Each line in the entries below that holds the word "rank" belongs in the answer.

##### Record excerpts

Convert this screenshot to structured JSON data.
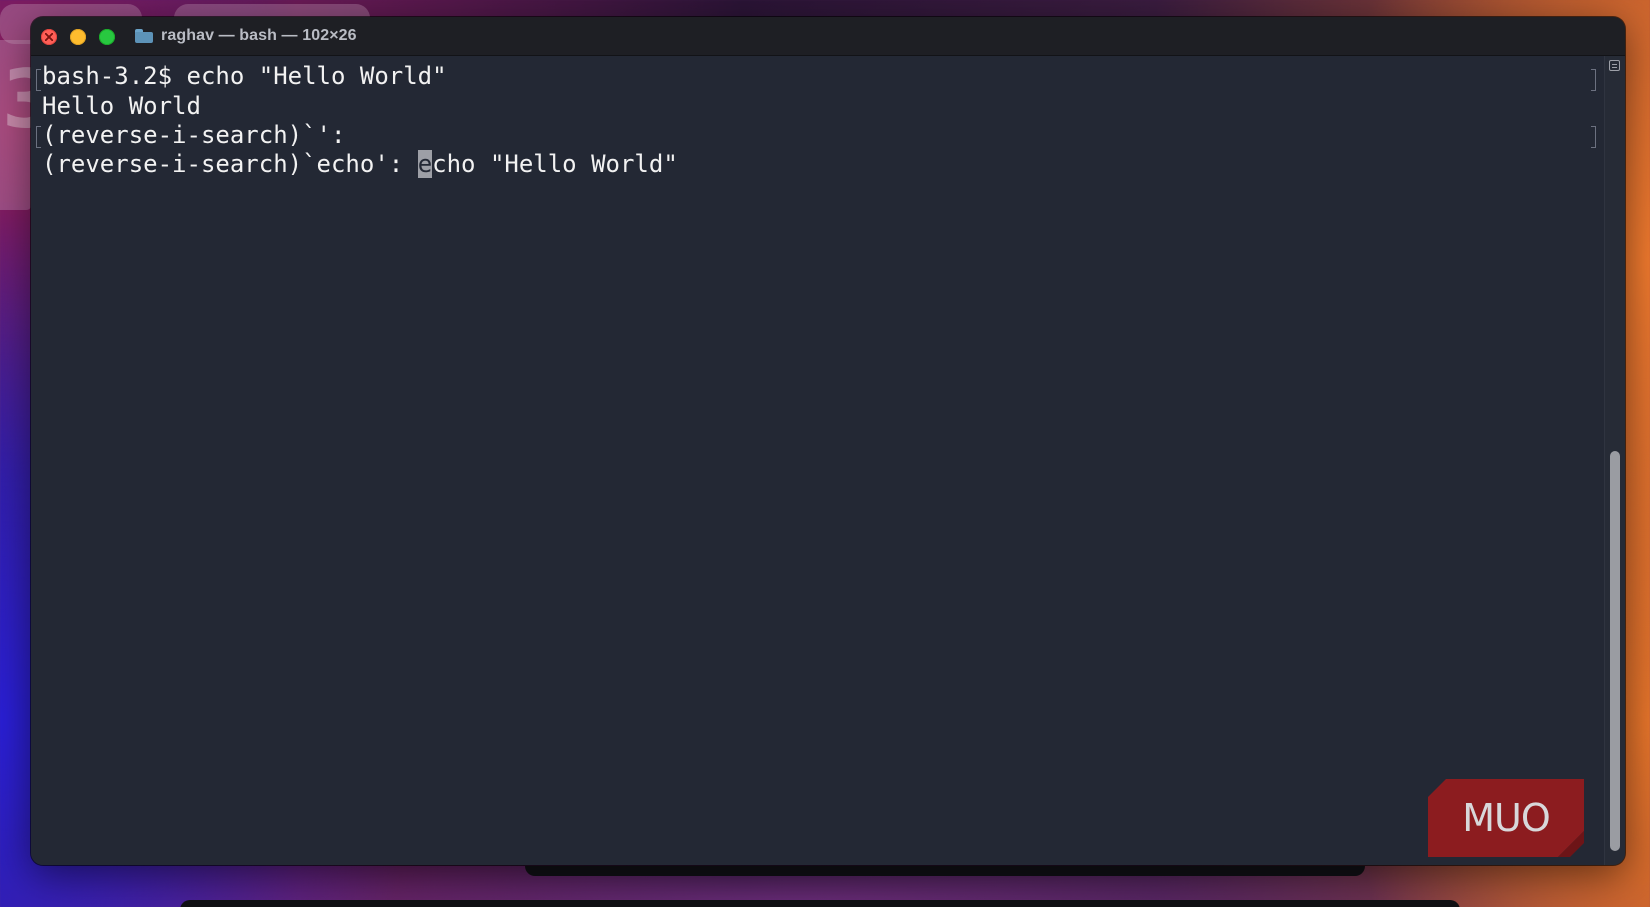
{
  "window": {
    "title": "raghav — bash — 102×26"
  },
  "terminal": {
    "lines": [
      {
        "text": "bash-3.2$ echo \"Hello World\""
      },
      {
        "text": "Hello World"
      },
      {
        "text": "(reverse-i-search)`':"
      },
      {
        "prefix": "(reverse-i-search)`echo': ",
        "cursor_char": "e",
        "suffix": "cho \"Hello World\""
      }
    ]
  },
  "watermark": {
    "text": "MUO"
  },
  "colors": {
    "background": "#232834",
    "text": "#f2f2f2",
    "close": "#fe5f57",
    "minimize": "#febc2e",
    "zoom": "#28c840",
    "logo_red": "#8c1c1f"
  },
  "icons": {
    "folder": "folder-icon",
    "scroll_widget": "list-icon"
  }
}
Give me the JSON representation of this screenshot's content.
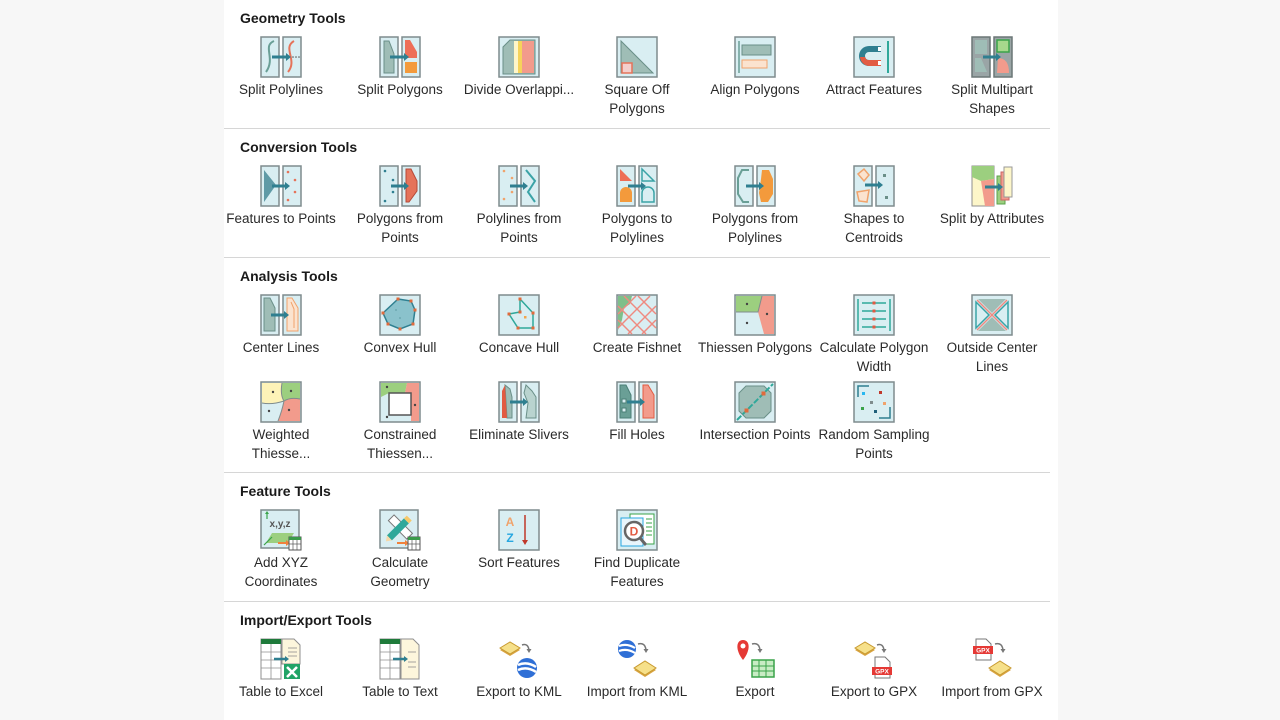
{
  "sections": [
    {
      "title": "Geometry Tools",
      "tools": [
        {
          "label": "Split Polylines",
          "icon": "split-polylines-icon"
        },
        {
          "label": "Split Polygons",
          "icon": "split-polygons-icon"
        },
        {
          "label": "Divide Overlappi...",
          "icon": "divide-overlapping-icon"
        },
        {
          "label": "Square Off Polygons",
          "icon": "square-off-polygons-icon"
        },
        {
          "label": "Align Polygons",
          "icon": "align-polygons-icon"
        },
        {
          "label": "Attract Features",
          "icon": "attract-features-icon"
        },
        {
          "label": "Split Multipart Shapes",
          "icon": "split-multipart-icon"
        }
      ]
    },
    {
      "title": "Conversion Tools",
      "tools": [
        {
          "label": "Features to Points",
          "icon": "features-to-points-icon"
        },
        {
          "label": "Polygons from Points",
          "icon": "polygons-from-points-icon"
        },
        {
          "label": "Polylines from Points",
          "icon": "polylines-from-points-icon"
        },
        {
          "label": "Polygons to Polylines",
          "icon": "polygons-to-polylines-icon"
        },
        {
          "label": "Polygons from Polylines",
          "icon": "polygons-from-polylines-icon"
        },
        {
          "label": "Shapes to Centroids",
          "icon": "shapes-to-centroids-icon"
        },
        {
          "label": "Split by Attributes",
          "icon": "split-by-attributes-icon"
        }
      ]
    },
    {
      "title": "Analysis Tools",
      "tools": [
        {
          "label": "Center Lines",
          "icon": "center-lines-icon"
        },
        {
          "label": "Convex Hull",
          "icon": "convex-hull-icon"
        },
        {
          "label": "Concave Hull",
          "icon": "concave-hull-icon"
        },
        {
          "label": "Create Fishnet",
          "icon": "create-fishnet-icon"
        },
        {
          "label": "Thiessen Polygons",
          "icon": "thiessen-polygons-icon"
        },
        {
          "label": "Calculate Polygon Width",
          "icon": "calculate-polygon-width-icon"
        },
        {
          "label": "Outside Center Lines",
          "icon": "outside-center-lines-icon"
        },
        {
          "label": "Weighted Thiesse...",
          "icon": "weighted-thiessen-icon"
        },
        {
          "label": "Constrained Thiessen...",
          "icon": "constrained-thiessen-icon"
        },
        {
          "label": "Eliminate Slivers",
          "icon": "eliminate-slivers-icon"
        },
        {
          "label": "Fill Holes",
          "icon": "fill-holes-icon"
        },
        {
          "label": "Intersection Points",
          "icon": "intersection-points-icon"
        },
        {
          "label": "Random Sampling Points",
          "icon": "random-sampling-points-icon"
        }
      ]
    },
    {
      "title": "Feature Tools",
      "tools": [
        {
          "label": "Add XYZ Coordinates",
          "icon": "add-xyz-coordinates-icon"
        },
        {
          "label": "Calculate Geometry",
          "icon": "calculate-geometry-icon"
        },
        {
          "label": "Sort Features",
          "icon": "sort-features-icon"
        },
        {
          "label": "Find Duplicate Features",
          "icon": "find-duplicate-features-icon"
        }
      ]
    },
    {
      "title": "Import/Export Tools",
      "tools": [
        {
          "label": "Table to Excel",
          "icon": "table-to-excel-icon"
        },
        {
          "label": "Table to Text",
          "icon": "table-to-text-icon"
        },
        {
          "label": "Export to KML",
          "icon": "export-to-kml-icon"
        },
        {
          "label": "Import from KML",
          "icon": "import-from-kml-icon"
        },
        {
          "label": "Export",
          "icon": "export-icon"
        },
        {
          "label": "Export to GPX",
          "icon": "export-to-gpx-icon"
        },
        {
          "label": "Import from GPX",
          "icon": "import-from-gpx-icon"
        }
      ]
    }
  ],
  "icon_glyphs": {
    "xyz_text": "x,y,z",
    "sort_a": "A",
    "sort_z": "Z",
    "duplicate_letter": "D",
    "gpx_text": "GPX"
  }
}
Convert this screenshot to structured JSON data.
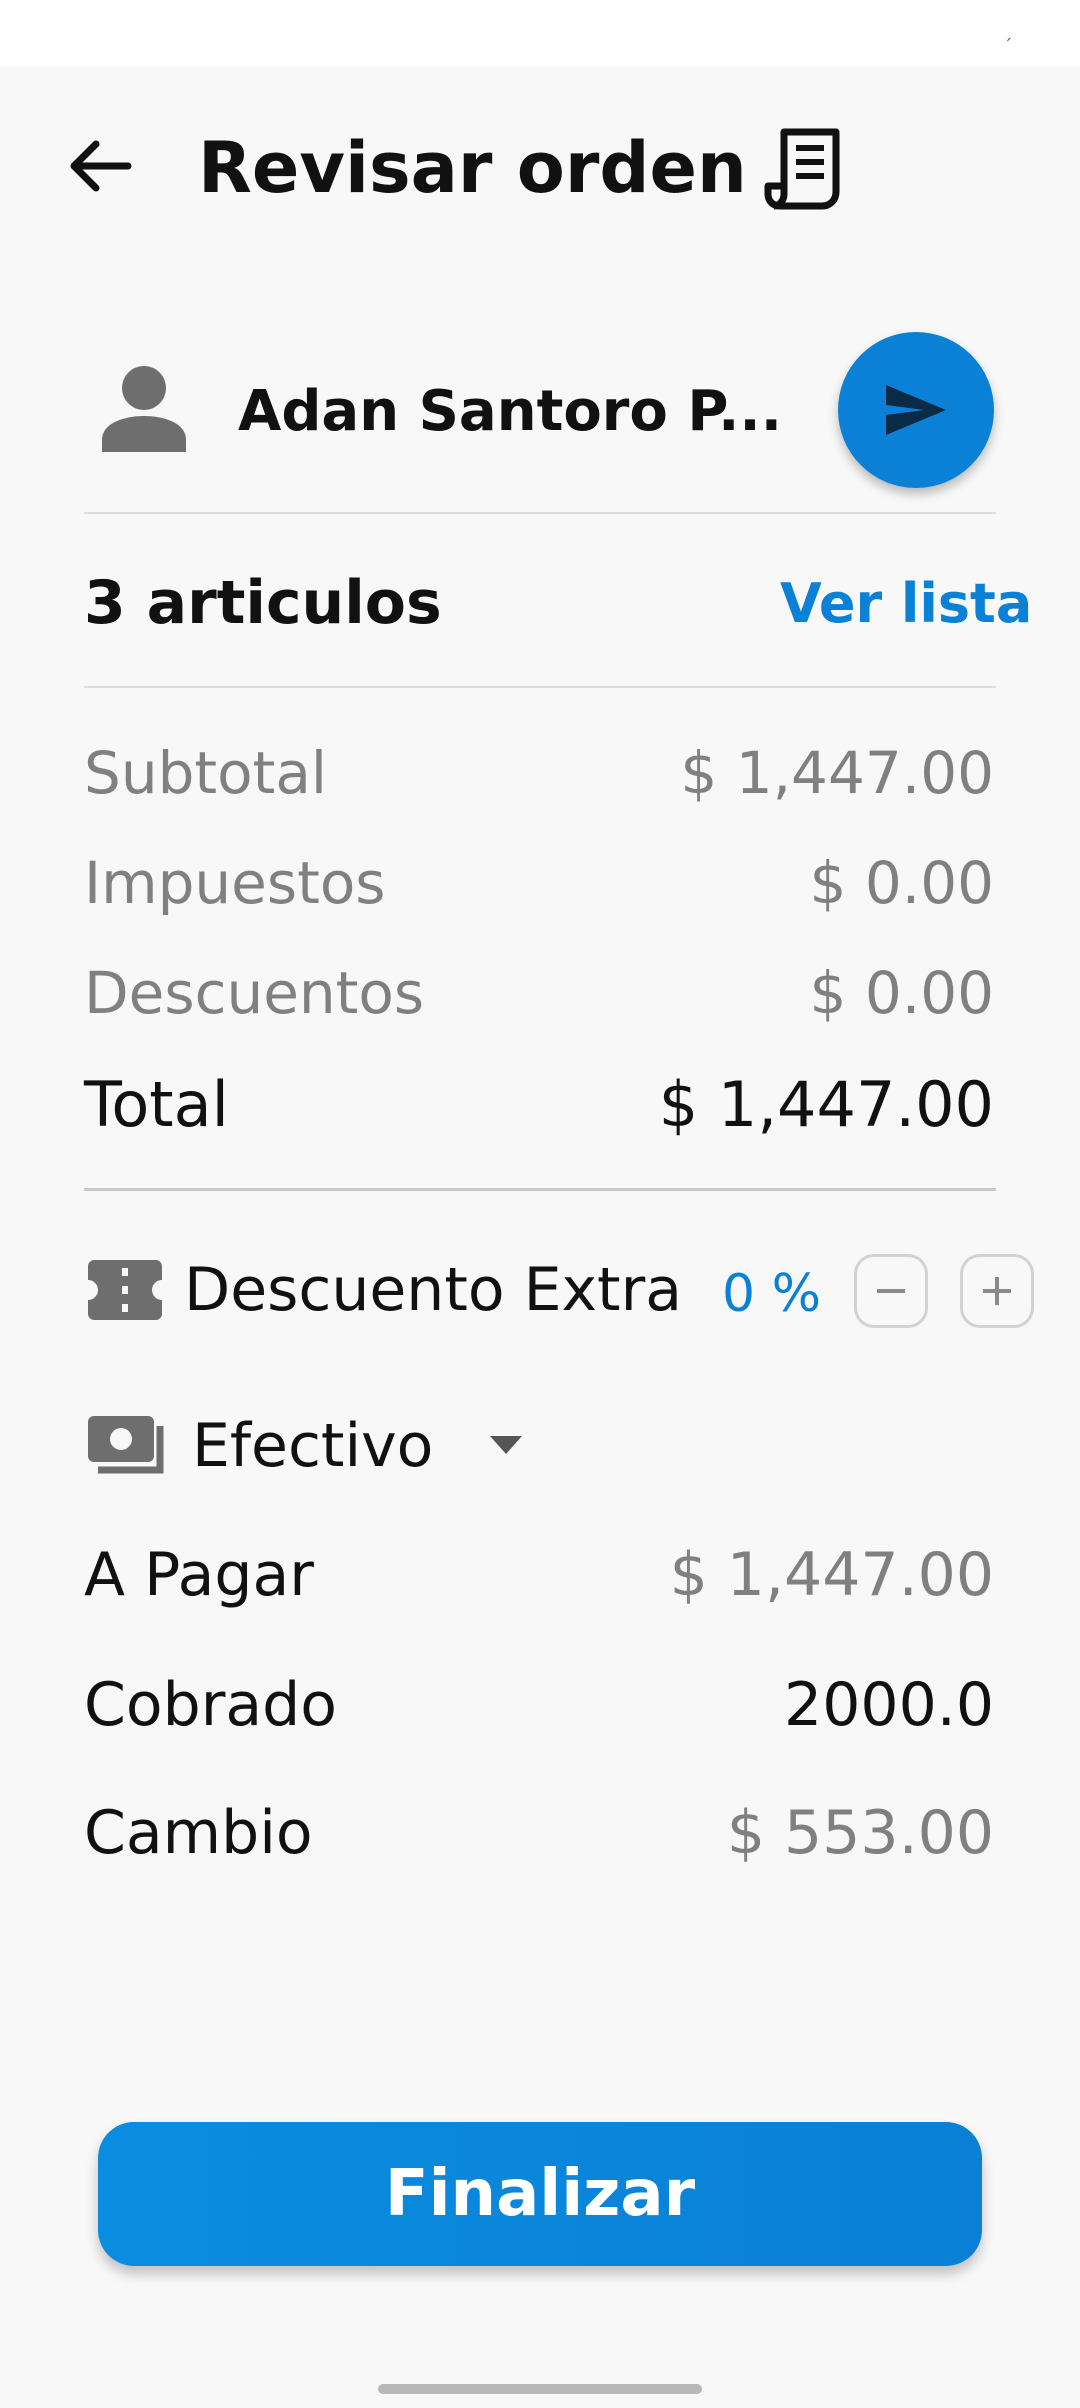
{
  "header": {
    "title": "Revisar orden",
    "back_icon": "arrow-left-icon",
    "receipt_icon": "receipt-icon"
  },
  "customer": {
    "name": "Adan Santoro P...",
    "avatar_icon": "person-icon",
    "send_icon": "send-icon"
  },
  "items": {
    "count_label": "3 articulos",
    "view_list_label": "Ver lista"
  },
  "summary": {
    "subtotal_label": "Subtotal",
    "subtotal_value": "$ 1,447.00",
    "taxes_label": "Impuestos",
    "taxes_value": "$ 0.00",
    "discounts_label": "Descuentos",
    "discounts_value": "$ 0.00",
    "total_label": "Total",
    "total_value": "$ 1,447.00"
  },
  "extra_discount": {
    "label": "Descuento Extra",
    "value": "0 %",
    "minus_symbol": "−",
    "plus_symbol": "+"
  },
  "payment": {
    "method": "Efectivo",
    "to_pay_label": "A Pagar",
    "to_pay_value": "$ 1,447.00",
    "charged_label": "Cobrado",
    "charged_value": "2000.0",
    "change_label": "Cambio",
    "change_value": "$ 553.00"
  },
  "actions": {
    "finalize_label": "Finalizar"
  },
  "colors": {
    "accent": "#0a80d6",
    "background": "#f8f8f8",
    "muted_text": "#808080"
  }
}
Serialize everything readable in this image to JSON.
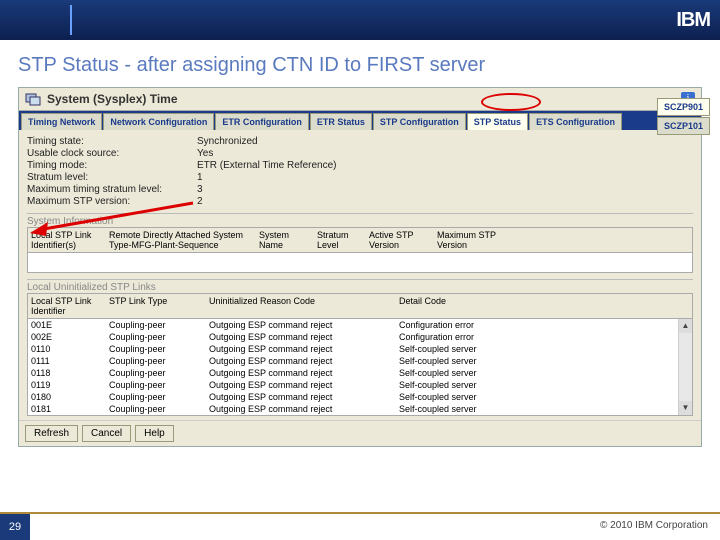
{
  "slide": {
    "title": "STP Status - after assigning CTN ID to FIRST server",
    "page": "29",
    "copyright": "© 2010 IBM Corporation",
    "logo": "IBM"
  },
  "window": {
    "title": "System (Sysplex) Time",
    "info": "i"
  },
  "tabs": [
    "Timing Network",
    "Network Configuration",
    "ETR Configuration",
    "ETR Status",
    "STP Configuration",
    "STP Status",
    "ETS Configuration"
  ],
  "activeTab": 5,
  "sideTabs": [
    "SCZP901",
    "SCZP101"
  ],
  "activeSide": 0,
  "status": {
    "k0": "Timing state:",
    "v0": "Synchronized",
    "k1": "Usable clock source:",
    "v1": "Yes",
    "k2": "Timing mode:",
    "v2": "ETR (External Time Reference)",
    "k3": "Stratum level:",
    "v3": "1",
    "k4": "Maximum timing stratum level:",
    "v4": "3",
    "k5": "Maximum STP version:",
    "v5": "2"
  },
  "sysinfo": {
    "label": "System Information",
    "h0": "Local STP Link Identifier(s)",
    "h1": "Remote Directly Attached System Type-MFG-Plant-Sequence",
    "h2": "System Name",
    "h3": "Stratum Level",
    "h4": "Active STP Version",
    "h5": "Maximum STP Version"
  },
  "uninit": {
    "label": "Local Uninitialized STP Links",
    "h0": "Local STP Link Identifier",
    "h1": "STP Link Type",
    "h2": "Uninitialized Reason Code",
    "h3": "Detail Code",
    "rows": [
      {
        "id": "001E",
        "type": "Coupling-peer",
        "reason": "Outgoing ESP command reject",
        "detail": "Configuration error"
      },
      {
        "id": "002E",
        "type": "Coupling-peer",
        "reason": "Outgoing ESP command reject",
        "detail": "Configuration error"
      },
      {
        "id": "0110",
        "type": "Coupling-peer",
        "reason": "Outgoing ESP command reject",
        "detail": "Self-coupled server"
      },
      {
        "id": "0111",
        "type": "Coupling-peer",
        "reason": "Outgoing ESP command reject",
        "detail": "Self-coupled server"
      },
      {
        "id": "0118",
        "type": "Coupling-peer",
        "reason": "Outgoing ESP command reject",
        "detail": "Self-coupled server"
      },
      {
        "id": "0119",
        "type": "Coupling-peer",
        "reason": "Outgoing ESP command reject",
        "detail": "Self-coupled server"
      },
      {
        "id": "0180",
        "type": "Coupling-peer",
        "reason": "Outgoing ESP command reject",
        "detail": "Self-coupled server"
      },
      {
        "id": "0181",
        "type": "Coupling-peer",
        "reason": "Outgoing ESP command reject",
        "detail": "Self-coupled server"
      }
    ]
  },
  "buttons": {
    "refresh": "Refresh",
    "cancel": "Cancel",
    "help": "Help"
  }
}
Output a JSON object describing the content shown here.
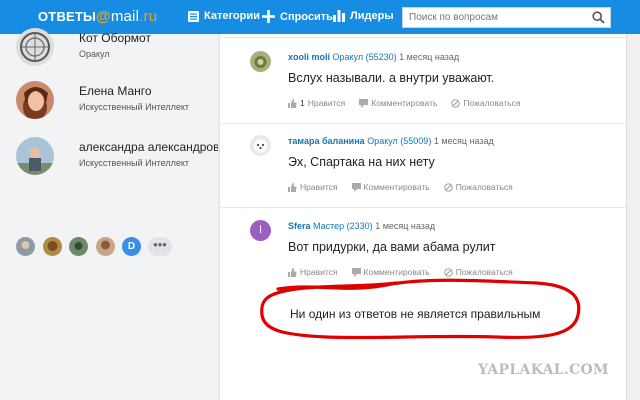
{
  "header": {
    "logo_prefix": "ОТВЕТЫ",
    "logo_at": "@",
    "logo_mail": "mail",
    "logo_dot": ".",
    "logo_ru": "ru",
    "nav": {
      "categories": "Категории",
      "ask": "Спросить",
      "leaders": "Лидеры"
    },
    "search": {
      "placeholder": "Поиск по вопросам",
      "value": ""
    }
  },
  "sidebar": {
    "users": [
      {
        "name": "Кот Обормот",
        "rank": "Оракул"
      },
      {
        "name": "Елена Манго",
        "rank": "Искусственный Интеллект"
      },
      {
        "name": "александра александрова",
        "rank": "Искусственный Интеллект"
      }
    ],
    "extra_avatar_letter": "D",
    "more_label": "•••"
  },
  "answers": [
    {
      "user": "xooli moli",
      "rank": "Оракул (55230)",
      "time": "1 месяц назад",
      "text": "Вслух называли. а внутри уважают.",
      "likes_count": "1",
      "like_label": "Нравится",
      "comment_label": "Комментировать",
      "report_label": "Пожаловаться"
    },
    {
      "user": "тамара баланина",
      "rank": "Оракул (55009)",
      "time": "1 месяц назад",
      "text": "Эх, Спартака на них нету",
      "likes_count": "",
      "like_label": "Нравится",
      "comment_label": "Комментировать",
      "report_label": "Пожаловаться"
    },
    {
      "user": "Sfera",
      "rank": "Мастер (2330)",
      "time": "1 месяц назад",
      "text": "Вот придурки, да вами абама рулит",
      "likes_count": "",
      "like_label": "Нравится",
      "comment_label": "Комментировать",
      "report_label": "Пожаловаться",
      "avatar_letter": "I"
    }
  ],
  "verdict": "Ни один из ответов не является правильным",
  "watermark": "YAPLAKAL.COM",
  "colors": {
    "header": "#168de2",
    "link": "#1576b8",
    "marker": "#e00000",
    "avatar_purple": "#9b5fc0"
  }
}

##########

#### Task answer:
        "rank": "Оракул"
        "rank": "Искусственный Интеллект"
        "rank": "Искусственный Интеллект"
      "rank": "Оракул (55230)",
      "rank": "Оракул (55009)",
      "rank": "Мастер (2330)",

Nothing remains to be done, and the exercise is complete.